» **TASK GOAL**
Whenever a line in the entries includes the word "Settings", copy that line out.

» **THE RECORDS**

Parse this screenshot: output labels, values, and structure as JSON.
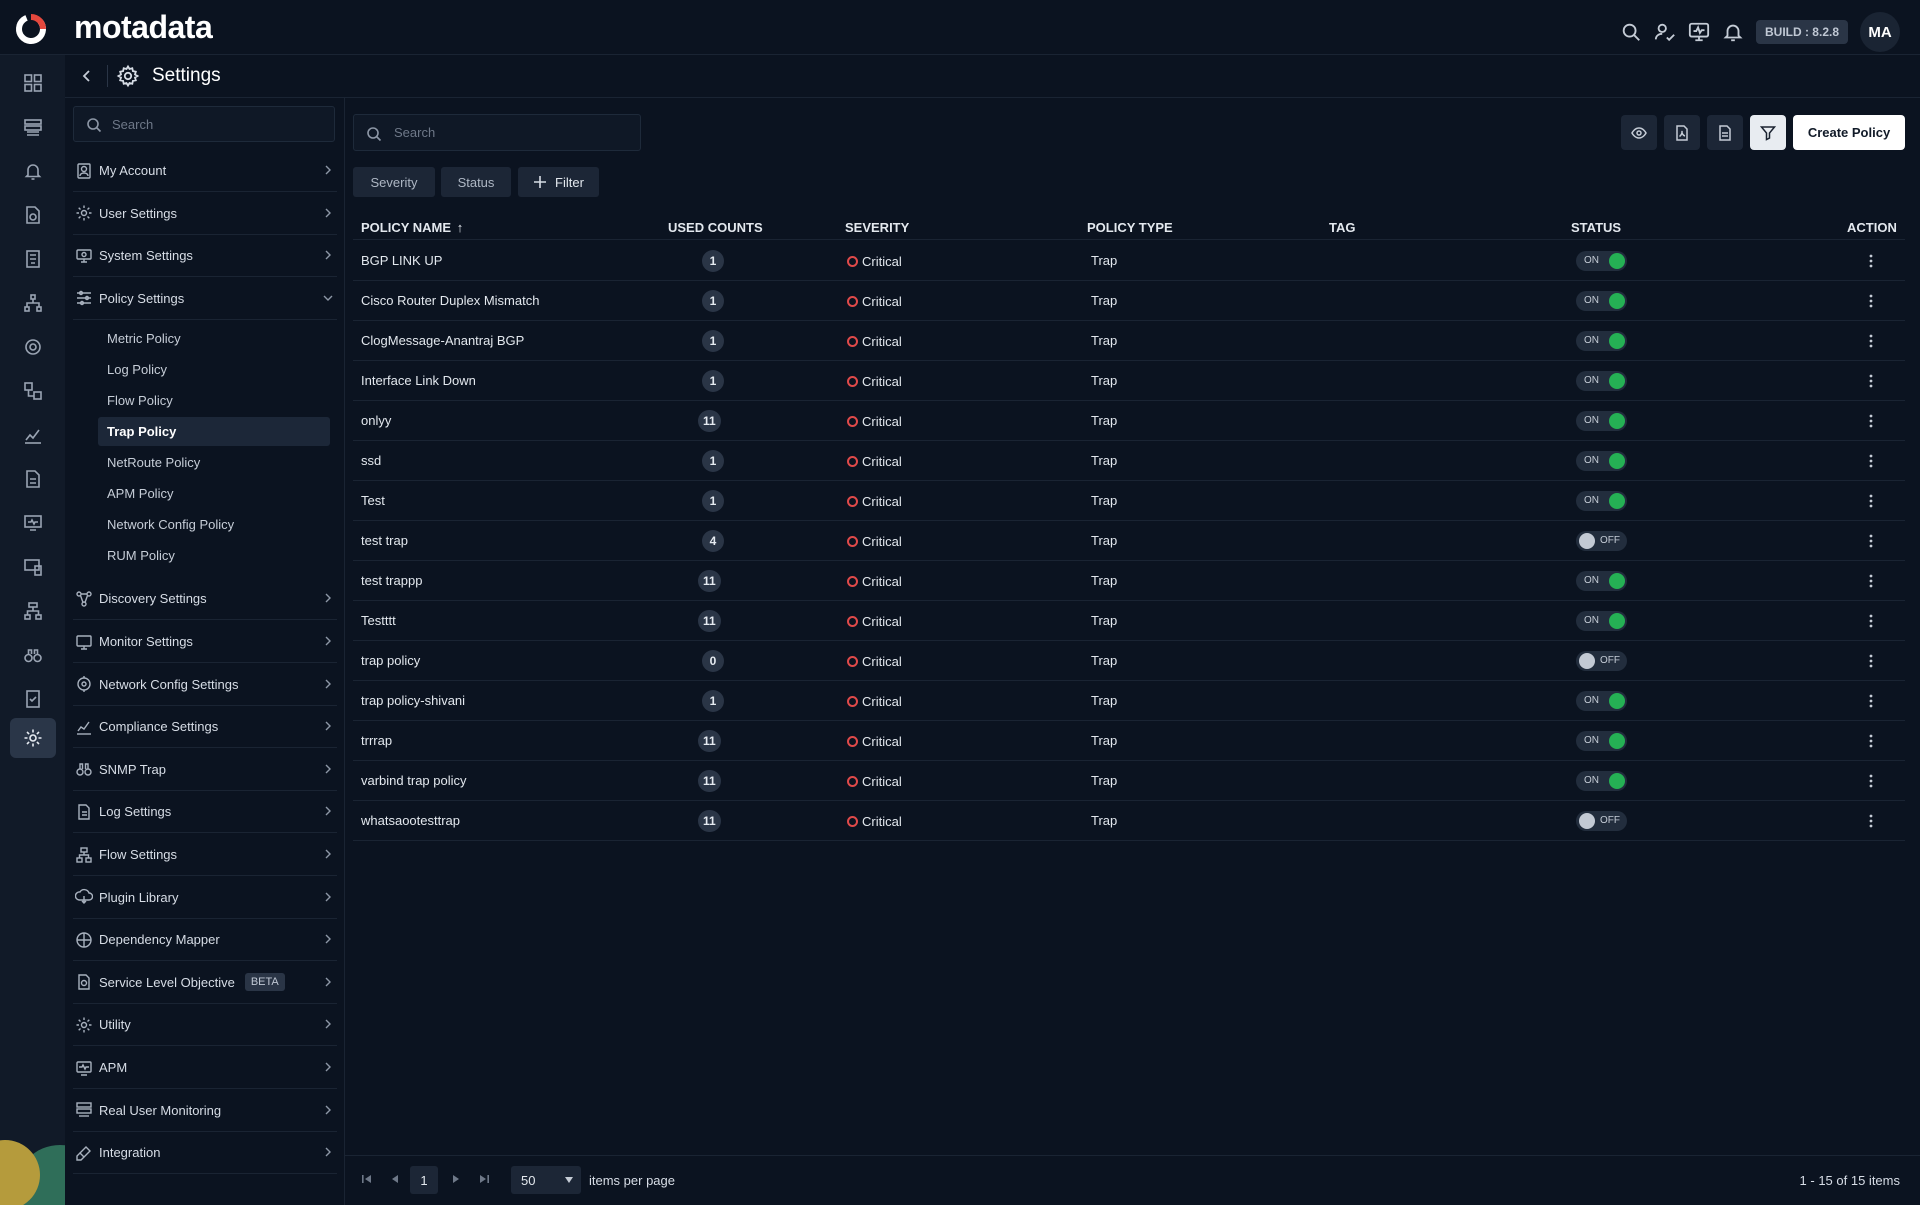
{
  "brand": {
    "name": "motadata"
  },
  "topbar": {
    "build": "BUILD : 8.2.8",
    "avatar": "MA"
  },
  "header": {
    "title": "Settings"
  },
  "nav": {
    "search_placeholder": "Search",
    "items": [
      {
        "label": "My Account",
        "icon": "account-icon"
      },
      {
        "label": "User Settings",
        "icon": "users-gear-icon"
      },
      {
        "label": "System Settings",
        "icon": "system-icon"
      },
      {
        "label": "Policy Settings",
        "icon": "policy-sliders-icon",
        "expanded": true
      },
      {
        "label": "Discovery Settings",
        "icon": "discovery-icon"
      },
      {
        "label": "Monitor Settings",
        "icon": "monitor-icon"
      },
      {
        "label": "Network Config Settings",
        "icon": "network-config-icon"
      },
      {
        "label": "Compliance Settings",
        "icon": "compliance-icon"
      },
      {
        "label": "SNMP Trap",
        "icon": "binoculars-icon"
      },
      {
        "label": "Log Settings",
        "icon": "log-icon"
      },
      {
        "label": "Flow Settings",
        "icon": "flow-icon"
      },
      {
        "label": "Plugin Library",
        "icon": "plugin-icon"
      },
      {
        "label": "Dependency Mapper",
        "icon": "dependency-icon"
      },
      {
        "label": "Service Level Objective",
        "icon": "slo-icon",
        "badge": "BETA"
      },
      {
        "label": "Utility",
        "icon": "utility-icon"
      },
      {
        "label": "APM",
        "icon": "apm-icon"
      },
      {
        "label": "Real User Monitoring",
        "icon": "rum-icon"
      },
      {
        "label": "Integration",
        "icon": "integration-icon"
      }
    ],
    "policy_sub_items": [
      {
        "label": "Metric Policy"
      },
      {
        "label": "Log Policy"
      },
      {
        "label": "Flow Policy"
      },
      {
        "label": "Trap Policy",
        "active": true
      },
      {
        "label": "NetRoute Policy"
      },
      {
        "label": "APM Policy"
      },
      {
        "label": "Network Config Policy"
      },
      {
        "label": "RUM Policy"
      }
    ]
  },
  "toolbar": {
    "search_placeholder": "Search",
    "create_label": "Create Policy",
    "chips": {
      "severity": "Severity",
      "status": "Status",
      "filter": "Filter"
    }
  },
  "table": {
    "columns": {
      "name": "POLICY NAME",
      "sort_indicator": "↑",
      "used": "USED COUNTS",
      "severity": "SEVERITY",
      "type": "POLICY TYPE",
      "tag": "TAG",
      "status": "STATUS",
      "action": "ACTION"
    },
    "rows": [
      {
        "name": "BGP LINK UP",
        "used": "1",
        "severity": "Critical",
        "type": "Trap",
        "tag": "",
        "status": "ON"
      },
      {
        "name": "Cisco Router Duplex Mismatch",
        "used": "1",
        "severity": "Critical",
        "type": "Trap",
        "tag": "",
        "status": "ON"
      },
      {
        "name": "ClogMessage-Anantraj BGP",
        "used": "1",
        "severity": "Critical",
        "type": "Trap",
        "tag": "",
        "status": "ON"
      },
      {
        "name": "Interface Link Down",
        "used": "1",
        "severity": "Critical",
        "type": "Trap",
        "tag": "",
        "status": "ON"
      },
      {
        "name": "onlyy",
        "used": "11",
        "severity": "Critical",
        "type": "Trap",
        "tag": "",
        "status": "ON"
      },
      {
        "name": "ssd",
        "used": "1",
        "severity": "Critical",
        "type": "Trap",
        "tag": "",
        "status": "ON"
      },
      {
        "name": "Test",
        "used": "1",
        "severity": "Critical",
        "type": "Trap",
        "tag": "",
        "status": "ON"
      },
      {
        "name": "test trap",
        "used": "4",
        "severity": "Critical",
        "type": "Trap",
        "tag": "",
        "status": "OFF"
      },
      {
        "name": "test trappp",
        "used": "11",
        "severity": "Critical",
        "type": "Trap",
        "tag": "",
        "status": "ON"
      },
      {
        "name": "Testttt",
        "used": "11",
        "severity": "Critical",
        "type": "Trap",
        "tag": "",
        "status": "ON"
      },
      {
        "name": "trap policy",
        "used": "0",
        "severity": "Critical",
        "type": "Trap",
        "tag": "",
        "status": "OFF"
      },
      {
        "name": "trap policy-shivani",
        "used": "1",
        "severity": "Critical",
        "type": "Trap",
        "tag": "",
        "status": "ON"
      },
      {
        "name": "trrrap",
        "used": "11",
        "severity": "Critical",
        "type": "Trap",
        "tag": "",
        "status": "ON"
      },
      {
        "name": "varbind trap policy",
        "used": "11",
        "severity": "Critical",
        "type": "Trap",
        "tag": "",
        "status": "ON"
      },
      {
        "name": "whatsaootesttrap",
        "used": "11",
        "severity": "Critical",
        "type": "Trap",
        "tag": "",
        "status": "OFF"
      }
    ]
  },
  "pagination": {
    "page": "1",
    "per_page": "50",
    "per_page_label": "items per page",
    "total": "1 - 15 of 15 items"
  },
  "colors": {
    "background": "#0b1320",
    "critical": "#e04a4a",
    "toggle_on": "#25b054",
    "toggle_off": "#c3cad4"
  }
}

» **SOLUTION FOR THIS TASK**
    "title": "Settings"
        "label": "User Settings",
        "label": "System Settings",
        "label": "Policy Settings",
        "label": "Discovery Settings",
        "label": "Monitor Settings",
        "label": "Network Config Settings",
        "label": "Compliance Settings",
        "label": "Log Settings",
        "label": "Flow Settings",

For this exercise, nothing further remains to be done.